Sainsbury’s also acquired a site at Brighton Hill during the estate’s construction in the early 1970s, then moved to their present site at Hatch Warren in November 1988, leaving Robert Greig to move into the building at Brighton Hill. Greig’s closed down in 1998 and the place became derelict until ASDA was built on the site and opened in June 2003.

Meanwhile, other supermarkets opened up in Basingstoke. Safeway was built on the demolished site of the Thornycroft motor works and opened in June 1996, and Somerfield’s store in Winklebury opened in the year 2000.

The Co-operative stores in New Street, which opened in November 1961, were built at a cost of £122,000, but lasted only 22 years. It closed down in 1983 and was demolished in August 1985 for the construction of an office block.

The way we shop has changed tremendously over the years. With hypermarkets and out-of-town retail centres, restrictions on Sunday shopping being relaxed, and 24-hour opening, shopping has become a round-the-clock activity in this country.

The “rural” supermarkets have also had a serious effect on traffic flow in various towns, including Basingstoke.

Another feature of the changes is the type of food which is now sold. In the 1990s, supermarkets stocked more and more foreign dishes and continental-style breads, while avocados, mangoes, kiwi and passion fruit could also be bought, despite being unknown some 30 years before.
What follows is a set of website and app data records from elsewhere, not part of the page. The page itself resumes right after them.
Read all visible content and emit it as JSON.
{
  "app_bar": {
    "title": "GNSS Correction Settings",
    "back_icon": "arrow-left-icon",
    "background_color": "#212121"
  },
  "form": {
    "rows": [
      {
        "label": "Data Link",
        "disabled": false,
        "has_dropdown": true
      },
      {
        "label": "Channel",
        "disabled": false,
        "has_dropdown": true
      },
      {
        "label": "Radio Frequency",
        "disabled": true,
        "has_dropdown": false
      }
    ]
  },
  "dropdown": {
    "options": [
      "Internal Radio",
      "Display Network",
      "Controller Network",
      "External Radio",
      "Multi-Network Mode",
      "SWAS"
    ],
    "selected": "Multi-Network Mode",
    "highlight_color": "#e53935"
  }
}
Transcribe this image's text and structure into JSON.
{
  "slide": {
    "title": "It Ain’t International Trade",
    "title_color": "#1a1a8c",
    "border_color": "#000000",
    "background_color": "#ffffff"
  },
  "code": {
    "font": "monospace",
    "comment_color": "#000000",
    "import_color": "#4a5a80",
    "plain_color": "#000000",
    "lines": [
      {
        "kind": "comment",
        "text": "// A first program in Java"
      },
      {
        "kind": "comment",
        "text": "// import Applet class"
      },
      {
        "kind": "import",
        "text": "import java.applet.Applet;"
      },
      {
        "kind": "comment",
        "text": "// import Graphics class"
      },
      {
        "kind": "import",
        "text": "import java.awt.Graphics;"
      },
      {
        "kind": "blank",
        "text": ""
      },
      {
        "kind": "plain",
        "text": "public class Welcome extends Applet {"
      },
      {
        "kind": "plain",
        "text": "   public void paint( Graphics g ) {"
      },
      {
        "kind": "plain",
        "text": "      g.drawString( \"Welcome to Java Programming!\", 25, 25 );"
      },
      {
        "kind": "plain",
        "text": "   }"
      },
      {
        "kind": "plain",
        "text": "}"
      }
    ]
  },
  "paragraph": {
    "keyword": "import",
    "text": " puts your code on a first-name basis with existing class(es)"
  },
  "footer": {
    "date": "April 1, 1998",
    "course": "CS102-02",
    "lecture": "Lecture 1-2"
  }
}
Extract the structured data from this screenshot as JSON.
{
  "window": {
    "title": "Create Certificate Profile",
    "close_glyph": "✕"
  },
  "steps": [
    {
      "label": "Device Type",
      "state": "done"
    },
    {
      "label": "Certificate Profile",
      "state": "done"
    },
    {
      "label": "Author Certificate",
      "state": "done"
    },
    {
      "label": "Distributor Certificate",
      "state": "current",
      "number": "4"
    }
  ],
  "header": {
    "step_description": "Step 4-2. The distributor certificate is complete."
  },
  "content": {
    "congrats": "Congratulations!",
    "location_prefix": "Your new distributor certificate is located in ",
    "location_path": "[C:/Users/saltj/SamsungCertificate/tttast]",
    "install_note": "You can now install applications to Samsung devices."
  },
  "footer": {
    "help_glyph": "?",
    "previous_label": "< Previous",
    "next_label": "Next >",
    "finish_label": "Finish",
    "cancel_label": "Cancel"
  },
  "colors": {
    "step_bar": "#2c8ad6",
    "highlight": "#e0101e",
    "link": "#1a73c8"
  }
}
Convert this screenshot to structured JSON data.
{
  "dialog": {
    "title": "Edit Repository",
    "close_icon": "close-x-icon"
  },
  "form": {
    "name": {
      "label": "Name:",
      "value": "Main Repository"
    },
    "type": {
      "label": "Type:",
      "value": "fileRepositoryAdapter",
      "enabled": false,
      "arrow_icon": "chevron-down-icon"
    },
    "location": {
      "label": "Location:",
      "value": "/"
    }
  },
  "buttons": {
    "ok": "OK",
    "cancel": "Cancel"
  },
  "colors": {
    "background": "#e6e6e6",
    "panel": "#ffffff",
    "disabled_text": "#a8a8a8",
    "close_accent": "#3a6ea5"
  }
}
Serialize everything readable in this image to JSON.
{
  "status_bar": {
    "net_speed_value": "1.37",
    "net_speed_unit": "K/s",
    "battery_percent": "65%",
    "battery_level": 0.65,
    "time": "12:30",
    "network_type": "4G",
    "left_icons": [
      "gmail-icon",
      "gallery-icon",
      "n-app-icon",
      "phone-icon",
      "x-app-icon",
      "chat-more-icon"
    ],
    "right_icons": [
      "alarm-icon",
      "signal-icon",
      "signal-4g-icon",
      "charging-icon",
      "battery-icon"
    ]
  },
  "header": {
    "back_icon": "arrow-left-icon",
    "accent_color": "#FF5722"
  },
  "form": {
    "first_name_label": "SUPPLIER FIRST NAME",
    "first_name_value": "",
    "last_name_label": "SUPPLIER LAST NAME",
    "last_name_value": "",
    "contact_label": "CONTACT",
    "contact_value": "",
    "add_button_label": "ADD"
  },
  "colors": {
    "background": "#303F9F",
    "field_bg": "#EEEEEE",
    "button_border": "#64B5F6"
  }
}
Customers had more choice in these larger stores.

Sainsbury’s was started by John Sainsbury and his wife in the early 1870s. The first shop was opened in Kentish Town in 1873 with the help of their six sons.

Tesco’s business was created in 1924 when Jacob Cohen and Mr T E Stockell went into partnership to sell loose tea in packets from a street barrow in the East End of London.

So, for all those people wishing to start a new business, just remember, the way ahead is a long and hard battle, but persistence and good humour will bring fame and fortune in the end.